The Hellboy Omnibus Volume 4: Hellboy in Hell is the shortest of all four omnibus volumes at 286 pages. It reprints the Hellboy in Hell Library Edition, which features the ten stories that make up that series, plus the short story ‘The Exorcist of Vorsk,’ which Mignola says occurs between chapters eight and nine – although he places it after them in this collection so as not to disrupt the flow. Also included here is the short story ‘The Magician and the Snake,’ written by Mignola’s then seven-year-old daughter. Technically this story is not part of the Hellboy universe (it is collected in The Amazing Screw-On Head and Other Curious Objects), but it is an important addition for new readers because it links to the ending of the final chapter, and may (emphasis on ‘may’) provide some answers for the last scene.
After the massive, all-encompassing dramatic and titanic world-shaking epic that was the previous volume, Hellboy in Hell is a much quieter, more sombre experience as Hellboy comes to terms with his new situation.

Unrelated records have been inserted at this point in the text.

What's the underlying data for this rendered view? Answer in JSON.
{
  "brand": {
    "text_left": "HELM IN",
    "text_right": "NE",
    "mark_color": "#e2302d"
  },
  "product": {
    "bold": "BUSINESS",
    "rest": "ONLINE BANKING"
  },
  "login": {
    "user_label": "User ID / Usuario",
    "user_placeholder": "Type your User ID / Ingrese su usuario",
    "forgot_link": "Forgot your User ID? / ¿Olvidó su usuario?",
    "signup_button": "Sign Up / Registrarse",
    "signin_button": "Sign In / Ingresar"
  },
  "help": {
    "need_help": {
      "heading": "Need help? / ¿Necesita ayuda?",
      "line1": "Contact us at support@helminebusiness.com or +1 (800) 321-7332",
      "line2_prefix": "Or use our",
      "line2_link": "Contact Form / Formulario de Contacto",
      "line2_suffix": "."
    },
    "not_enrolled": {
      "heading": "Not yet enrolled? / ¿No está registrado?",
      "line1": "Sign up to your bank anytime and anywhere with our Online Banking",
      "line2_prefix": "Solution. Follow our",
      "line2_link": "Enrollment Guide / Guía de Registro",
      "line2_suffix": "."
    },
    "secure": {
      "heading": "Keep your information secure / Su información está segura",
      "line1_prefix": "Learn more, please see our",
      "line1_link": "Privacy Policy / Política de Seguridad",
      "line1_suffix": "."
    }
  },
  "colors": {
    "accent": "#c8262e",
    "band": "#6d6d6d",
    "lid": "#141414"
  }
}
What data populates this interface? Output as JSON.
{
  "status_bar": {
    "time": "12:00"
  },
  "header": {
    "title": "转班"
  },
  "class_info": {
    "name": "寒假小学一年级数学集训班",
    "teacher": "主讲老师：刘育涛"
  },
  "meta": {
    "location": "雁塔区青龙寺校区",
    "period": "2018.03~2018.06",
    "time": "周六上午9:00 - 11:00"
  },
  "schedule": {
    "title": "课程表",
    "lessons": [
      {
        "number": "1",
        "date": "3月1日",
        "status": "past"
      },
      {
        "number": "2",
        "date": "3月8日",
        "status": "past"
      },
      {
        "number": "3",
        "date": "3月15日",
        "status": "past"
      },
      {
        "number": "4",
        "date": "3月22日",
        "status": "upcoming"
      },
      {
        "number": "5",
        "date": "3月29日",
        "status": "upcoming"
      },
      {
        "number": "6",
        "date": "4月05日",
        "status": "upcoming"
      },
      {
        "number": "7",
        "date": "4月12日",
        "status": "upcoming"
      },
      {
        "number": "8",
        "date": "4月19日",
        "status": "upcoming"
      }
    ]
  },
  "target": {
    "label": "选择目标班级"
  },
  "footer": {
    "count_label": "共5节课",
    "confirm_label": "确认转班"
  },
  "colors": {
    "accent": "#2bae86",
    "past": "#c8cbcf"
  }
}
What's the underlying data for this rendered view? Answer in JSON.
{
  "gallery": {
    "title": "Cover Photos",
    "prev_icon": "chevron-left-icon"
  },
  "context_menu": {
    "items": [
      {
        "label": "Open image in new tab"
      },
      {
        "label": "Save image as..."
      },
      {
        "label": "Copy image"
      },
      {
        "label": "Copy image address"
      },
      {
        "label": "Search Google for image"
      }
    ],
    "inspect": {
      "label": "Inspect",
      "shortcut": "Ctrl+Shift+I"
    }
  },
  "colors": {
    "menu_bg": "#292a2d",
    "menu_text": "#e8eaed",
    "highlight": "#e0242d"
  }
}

Mignola’s dry humour and strange, elliptical framing enlivens the weird scenes of a crumbling, abandoned netherworld filled with thresholds to cross, secrets to uncover and a seemingly endless number of foes to reconquer. This book really does bring a definitive end to Hellboy’s adventures which seemed to have ended once already, but only in the most mundane sense. As we are constantly shown in these comics, death is a very mutable concept for the protagonists in these worlds, generally leading merely to a change in state.
With its comparatively shorter length this omnibus has room for a bigger sketchbook section than the previous volume. There are 23 pages of Mike Mignola’s pencils shown here with little bits of commentary about his design process. However, completists should be aware that this is still only a tiny selection from the massive 70 pages of sketches in the Hellboy in Hell Library Edition, which also contains another 14 pages of art including unlettered covers and a three-page strip narrated by the Baba Yaga.